The Flare Path: Unstitched

1 of 10

Crisis! Geoff, the retired sailmaker who usually stitches together FP news stories, phoned in sick this morning (housemaid’s knee). We’ve experimented with alternative fastenings – velcro, staples, bulldog clips, ant-head sutures… – but none of them are strong and flexible enough to join this week’s selection of topical sim and strategy snippets. Unless Irma’s ongoing porridge experiments prove successful, I fear today’s column will have to take the form of an index finger inconveniencing gallery.


  1. Hydrogene says:

    A naval setting inspired by Ben Hur screams “war galleys in the Mediterranean” in my ears. And I like that.
    Qvadriga was surprisingly good for a such a strange setting as turn based chariot racing.

    Hint: the Foxer is at image slide number 10!

    • JB says:

      Likewise, I’m looking forward to seeing what Daniel does with it!

      • Captain Narol says:

        I just want a Qvadriga II, with even more tactical depth and maybe more personality to drivers. One of my favorite games ever !

  2. peterako1989 says:

    “Sigh” Il-2 BoS. I still see you, Im still disapointed.

  3. wodin says:

    WOW. I was bugging Slitherine about Bloody April for ages on Terrys idea it got taken up!!

  4. Stugle says:

    I’ve seen versions of that claim about the Dutch destroying large quantities of JU-52s before, usually in Dutch history books from shortly after the war.

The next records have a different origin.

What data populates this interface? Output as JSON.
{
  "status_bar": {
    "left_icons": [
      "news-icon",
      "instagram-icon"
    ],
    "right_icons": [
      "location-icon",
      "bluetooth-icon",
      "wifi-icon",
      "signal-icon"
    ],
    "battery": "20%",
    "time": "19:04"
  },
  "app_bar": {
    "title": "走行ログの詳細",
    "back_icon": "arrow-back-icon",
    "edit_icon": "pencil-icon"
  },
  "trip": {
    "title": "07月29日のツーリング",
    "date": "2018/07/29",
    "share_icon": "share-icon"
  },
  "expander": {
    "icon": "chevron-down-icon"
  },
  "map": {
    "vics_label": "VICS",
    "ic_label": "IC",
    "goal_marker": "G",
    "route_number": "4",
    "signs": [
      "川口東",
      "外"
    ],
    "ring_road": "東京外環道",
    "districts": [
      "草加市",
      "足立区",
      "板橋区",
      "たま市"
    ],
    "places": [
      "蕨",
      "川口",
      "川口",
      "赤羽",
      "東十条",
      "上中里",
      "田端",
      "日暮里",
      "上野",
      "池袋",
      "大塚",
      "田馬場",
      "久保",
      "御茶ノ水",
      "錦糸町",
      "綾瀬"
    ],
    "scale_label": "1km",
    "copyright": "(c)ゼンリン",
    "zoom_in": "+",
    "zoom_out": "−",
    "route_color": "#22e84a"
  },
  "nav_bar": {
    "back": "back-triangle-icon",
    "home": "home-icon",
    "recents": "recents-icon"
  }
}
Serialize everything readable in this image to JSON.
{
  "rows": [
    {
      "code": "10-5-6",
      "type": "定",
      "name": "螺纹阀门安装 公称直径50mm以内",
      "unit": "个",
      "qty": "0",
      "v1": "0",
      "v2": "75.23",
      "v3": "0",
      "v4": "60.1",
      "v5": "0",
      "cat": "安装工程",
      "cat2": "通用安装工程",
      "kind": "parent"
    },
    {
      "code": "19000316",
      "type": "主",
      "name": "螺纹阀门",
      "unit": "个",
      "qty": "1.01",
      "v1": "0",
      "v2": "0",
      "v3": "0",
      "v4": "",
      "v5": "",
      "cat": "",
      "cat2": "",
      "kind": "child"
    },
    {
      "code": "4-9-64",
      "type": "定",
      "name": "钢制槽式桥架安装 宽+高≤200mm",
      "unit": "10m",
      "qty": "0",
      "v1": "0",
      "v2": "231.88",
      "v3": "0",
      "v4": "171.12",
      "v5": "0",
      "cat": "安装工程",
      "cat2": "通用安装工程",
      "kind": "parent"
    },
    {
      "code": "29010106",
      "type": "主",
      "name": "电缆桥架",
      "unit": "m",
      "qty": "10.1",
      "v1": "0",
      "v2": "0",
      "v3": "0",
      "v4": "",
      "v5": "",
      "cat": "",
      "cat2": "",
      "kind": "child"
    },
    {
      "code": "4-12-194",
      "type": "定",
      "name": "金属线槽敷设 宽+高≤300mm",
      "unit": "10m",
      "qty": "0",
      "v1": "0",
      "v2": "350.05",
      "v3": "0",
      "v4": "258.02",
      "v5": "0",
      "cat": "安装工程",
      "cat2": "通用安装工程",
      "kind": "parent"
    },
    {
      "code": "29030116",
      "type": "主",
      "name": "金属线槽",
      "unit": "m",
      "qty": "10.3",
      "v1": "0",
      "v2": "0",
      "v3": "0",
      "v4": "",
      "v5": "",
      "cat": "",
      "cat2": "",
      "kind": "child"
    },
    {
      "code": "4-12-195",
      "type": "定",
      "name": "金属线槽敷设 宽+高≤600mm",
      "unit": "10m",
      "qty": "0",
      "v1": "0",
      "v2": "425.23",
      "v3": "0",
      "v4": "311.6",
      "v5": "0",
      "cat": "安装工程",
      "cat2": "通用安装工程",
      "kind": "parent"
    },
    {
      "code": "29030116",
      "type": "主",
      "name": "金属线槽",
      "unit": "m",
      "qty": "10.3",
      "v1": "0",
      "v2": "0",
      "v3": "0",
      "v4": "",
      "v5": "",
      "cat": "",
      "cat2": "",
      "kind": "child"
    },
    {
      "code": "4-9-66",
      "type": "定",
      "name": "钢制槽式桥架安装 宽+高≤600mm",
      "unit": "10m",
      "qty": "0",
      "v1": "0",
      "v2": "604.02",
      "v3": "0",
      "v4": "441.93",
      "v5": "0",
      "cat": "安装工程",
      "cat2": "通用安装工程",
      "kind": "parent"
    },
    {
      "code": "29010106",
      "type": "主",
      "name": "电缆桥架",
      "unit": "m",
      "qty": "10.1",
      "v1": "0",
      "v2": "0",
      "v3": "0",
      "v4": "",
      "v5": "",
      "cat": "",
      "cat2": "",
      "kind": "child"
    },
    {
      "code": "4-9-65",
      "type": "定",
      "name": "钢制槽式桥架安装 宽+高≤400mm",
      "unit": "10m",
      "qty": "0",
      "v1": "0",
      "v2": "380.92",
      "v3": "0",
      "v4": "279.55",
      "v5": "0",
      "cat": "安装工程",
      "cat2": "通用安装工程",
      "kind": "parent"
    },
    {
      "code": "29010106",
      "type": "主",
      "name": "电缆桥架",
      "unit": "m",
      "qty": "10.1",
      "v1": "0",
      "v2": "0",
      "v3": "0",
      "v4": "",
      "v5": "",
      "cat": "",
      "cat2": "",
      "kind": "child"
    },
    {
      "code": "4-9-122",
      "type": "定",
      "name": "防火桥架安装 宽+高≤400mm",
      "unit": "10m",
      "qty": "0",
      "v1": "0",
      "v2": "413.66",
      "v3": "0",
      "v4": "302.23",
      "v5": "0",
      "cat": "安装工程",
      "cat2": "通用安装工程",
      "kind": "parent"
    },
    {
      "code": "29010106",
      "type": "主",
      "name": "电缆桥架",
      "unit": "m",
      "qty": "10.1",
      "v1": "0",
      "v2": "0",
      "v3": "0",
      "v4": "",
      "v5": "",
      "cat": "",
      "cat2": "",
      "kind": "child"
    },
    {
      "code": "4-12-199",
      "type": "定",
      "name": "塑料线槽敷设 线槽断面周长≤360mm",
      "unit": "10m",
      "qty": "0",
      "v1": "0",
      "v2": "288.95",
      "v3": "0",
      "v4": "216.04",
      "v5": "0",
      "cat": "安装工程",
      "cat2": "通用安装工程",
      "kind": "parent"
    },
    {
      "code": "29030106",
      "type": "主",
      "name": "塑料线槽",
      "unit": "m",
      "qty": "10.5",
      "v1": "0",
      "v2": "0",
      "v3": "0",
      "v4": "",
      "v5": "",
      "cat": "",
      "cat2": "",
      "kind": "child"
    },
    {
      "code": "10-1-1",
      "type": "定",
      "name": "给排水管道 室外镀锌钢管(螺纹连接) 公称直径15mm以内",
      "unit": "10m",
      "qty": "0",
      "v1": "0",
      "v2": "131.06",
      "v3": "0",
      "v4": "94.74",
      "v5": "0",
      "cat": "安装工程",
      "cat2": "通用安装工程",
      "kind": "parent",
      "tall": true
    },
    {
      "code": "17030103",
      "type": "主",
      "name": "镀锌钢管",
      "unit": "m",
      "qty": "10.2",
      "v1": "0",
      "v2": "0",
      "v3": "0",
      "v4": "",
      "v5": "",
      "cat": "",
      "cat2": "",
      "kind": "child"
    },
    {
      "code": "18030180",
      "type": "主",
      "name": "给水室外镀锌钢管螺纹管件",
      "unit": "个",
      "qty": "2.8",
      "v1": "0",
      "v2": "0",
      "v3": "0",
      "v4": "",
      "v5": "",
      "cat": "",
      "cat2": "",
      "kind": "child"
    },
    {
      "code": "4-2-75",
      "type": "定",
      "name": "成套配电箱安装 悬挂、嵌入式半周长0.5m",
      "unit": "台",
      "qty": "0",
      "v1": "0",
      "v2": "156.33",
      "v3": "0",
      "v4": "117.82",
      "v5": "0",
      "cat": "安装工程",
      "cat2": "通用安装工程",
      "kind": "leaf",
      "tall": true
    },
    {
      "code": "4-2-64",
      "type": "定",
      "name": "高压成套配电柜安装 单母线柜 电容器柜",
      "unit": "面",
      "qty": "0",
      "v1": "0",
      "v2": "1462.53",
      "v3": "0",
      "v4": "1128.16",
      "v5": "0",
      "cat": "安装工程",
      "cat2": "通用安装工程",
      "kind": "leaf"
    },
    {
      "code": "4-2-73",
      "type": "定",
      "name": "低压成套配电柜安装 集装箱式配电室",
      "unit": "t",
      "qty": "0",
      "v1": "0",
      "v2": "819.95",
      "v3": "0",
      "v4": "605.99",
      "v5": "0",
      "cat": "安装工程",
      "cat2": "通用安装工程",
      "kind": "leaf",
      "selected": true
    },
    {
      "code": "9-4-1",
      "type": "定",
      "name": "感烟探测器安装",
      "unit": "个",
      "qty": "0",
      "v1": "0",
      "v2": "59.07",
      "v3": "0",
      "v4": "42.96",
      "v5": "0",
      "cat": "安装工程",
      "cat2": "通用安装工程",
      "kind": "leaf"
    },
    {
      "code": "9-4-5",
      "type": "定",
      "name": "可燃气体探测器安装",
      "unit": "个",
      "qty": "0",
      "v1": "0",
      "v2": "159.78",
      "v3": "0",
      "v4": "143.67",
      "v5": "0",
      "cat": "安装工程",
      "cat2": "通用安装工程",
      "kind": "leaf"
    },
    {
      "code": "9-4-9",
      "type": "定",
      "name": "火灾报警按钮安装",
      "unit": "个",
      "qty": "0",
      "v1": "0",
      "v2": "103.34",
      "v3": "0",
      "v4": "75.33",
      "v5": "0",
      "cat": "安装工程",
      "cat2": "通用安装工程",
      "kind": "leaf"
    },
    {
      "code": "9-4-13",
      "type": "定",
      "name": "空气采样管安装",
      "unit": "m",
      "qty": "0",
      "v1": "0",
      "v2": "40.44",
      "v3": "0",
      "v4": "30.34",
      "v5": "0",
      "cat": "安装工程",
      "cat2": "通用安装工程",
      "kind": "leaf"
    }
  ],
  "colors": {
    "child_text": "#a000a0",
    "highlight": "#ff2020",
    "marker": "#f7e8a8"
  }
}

The general idea seems to be that the German airborne assault on The Hague was really costly in planes for the Germans (not so much in Fallschirmjaeger, as they were captured and then released a few days later). Since there doesn’t seem to be much backing for it, I suspect it’s the kind of claim that was meant to make the Netherlands feel less bad about being overrun by the Germans to begin with, much like the myth that the German assault on the Afsluitdijk (the barrier that enclosed the Zuiderzee) was a bloody affair with hundreds of Germans dead or wounded.

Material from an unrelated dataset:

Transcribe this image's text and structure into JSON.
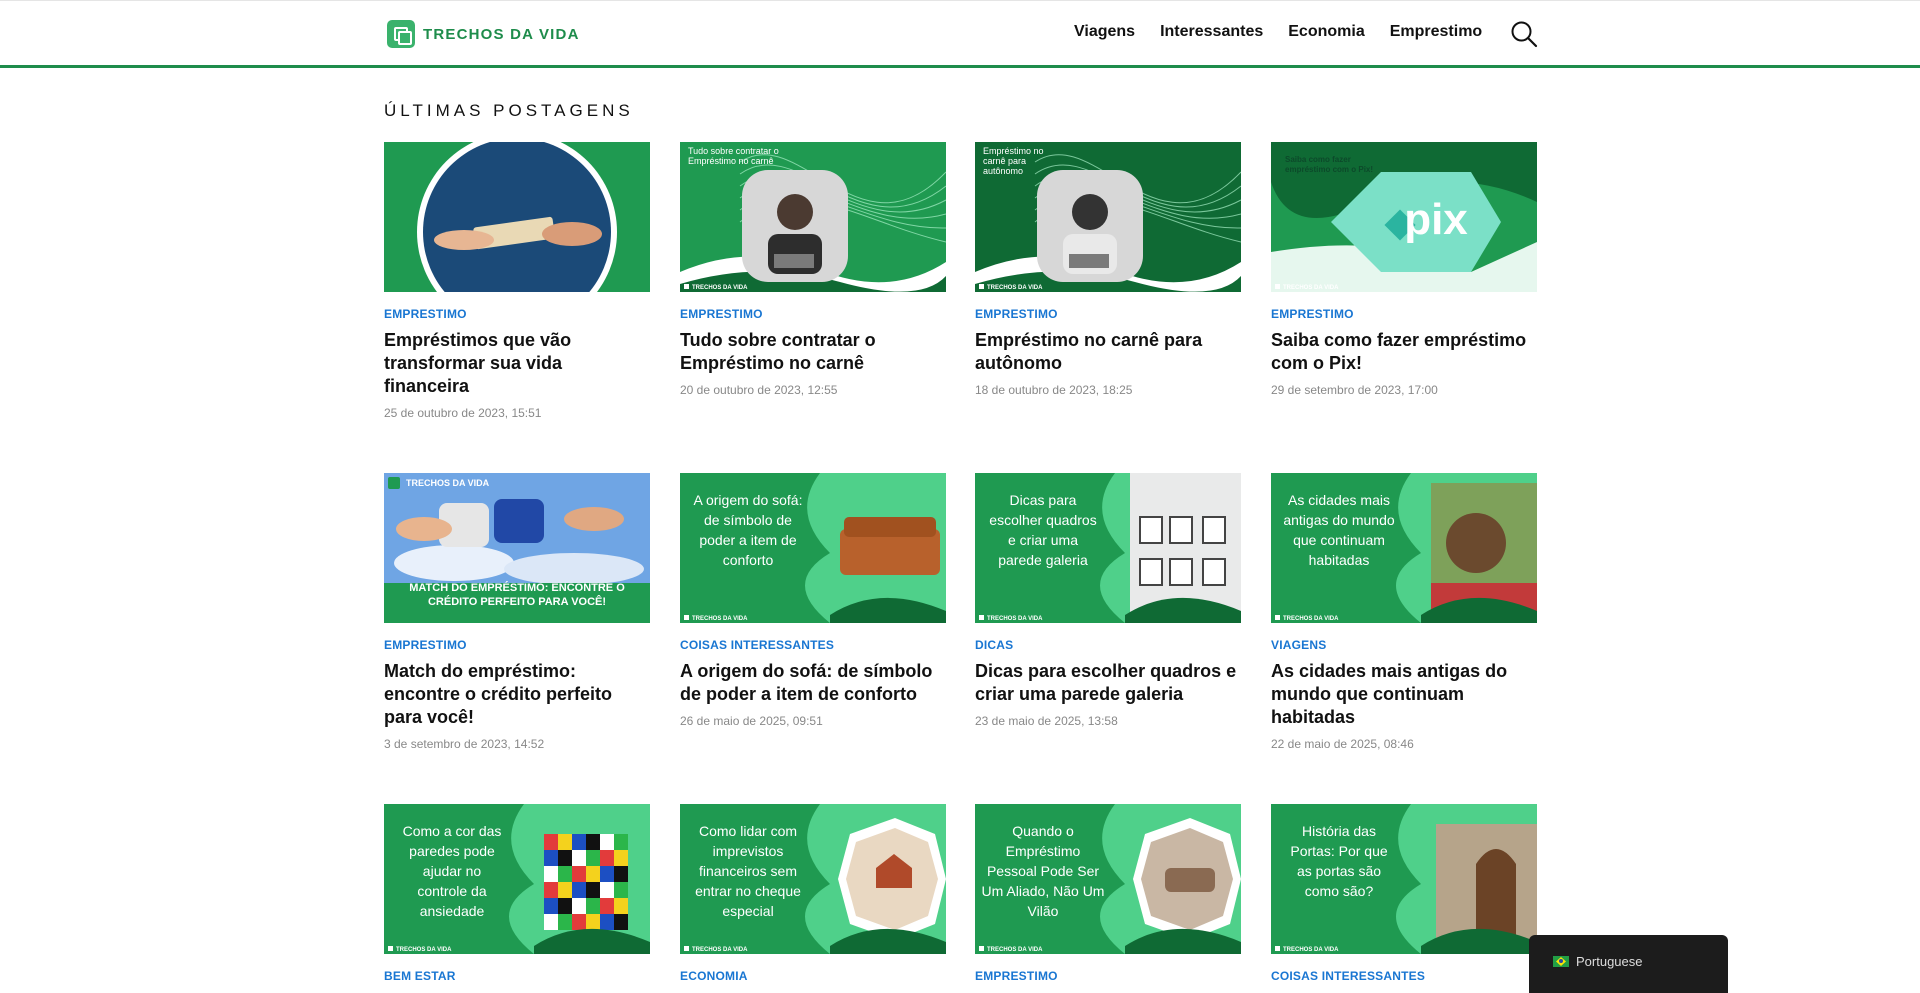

    • Jack Merchant says:

      There is verification for the number of Ju-52s destroyed in the Netherlands: Werner Haupt’s ‘Sieg ohne Lohrbeer’ talks about 280 burnt-out wrecks. Cajus Bekker in ‘Angriffshöhe 4000-die deutsche Luftwaffe im Zweiten Weltkrieg’ says two thirds of the 430 Junkers involved in the operation were lost (I’m afraid I don’t know how to link to these references in HTML, sorry). If you know Dutch there’s also a list online somewhere which documents all the planes shot down or destroyed in May 1940, but I can’t find it at the moment.

      This wasn’t all a result of Dutch fire: the Germans attempted to seize the military airports in the west and land the Ju-52s on them. However, these airports had runways that, being built on sea clay, were only capable of handling the weight of light fighter planes, not fully loaded transports. So many Ju-52s were heavily damaged on landing, or forced to divert to other landing sports like highways. This made them excellent targets for Dutch AAA, one of the rare aspects of national defence the Netherlands had reasonably well invested in.

      I have no idea whether this had any bearing on the decision not to proceed with Sea Lion though.

      • Stugle says:

        Thanks! I saw on the Wikipedia page that the source for the numbers was given as the official war history written by Lou de Jong, which I’ve read as a kid. It struck me even at the time as not the most critical source, so I assumed the damage to the Ju 52s was exaggerated. It’s nice to learn my country did kick German ass in one way, even if our overall war effort was doomed years before it began. :)

        Still, I’m sure the inability of the Luftwaffe to beat the RAF, and the total lack of German options to deal with the Royal Navy, had a lot more to do with the fate of Sealion than the lack of transport planes.

  5. Stugle says:

    And gosh, that Afghanistan ’11 sounds really interesting! Will have to keep an eye on it.

  6. All is Well says:

    “the dog-eared country moored just to the left of France was once a fairly big fish in the world of wet warfare”

    As ever, Mssr. Stone manages to make Friday a lot better than it already is.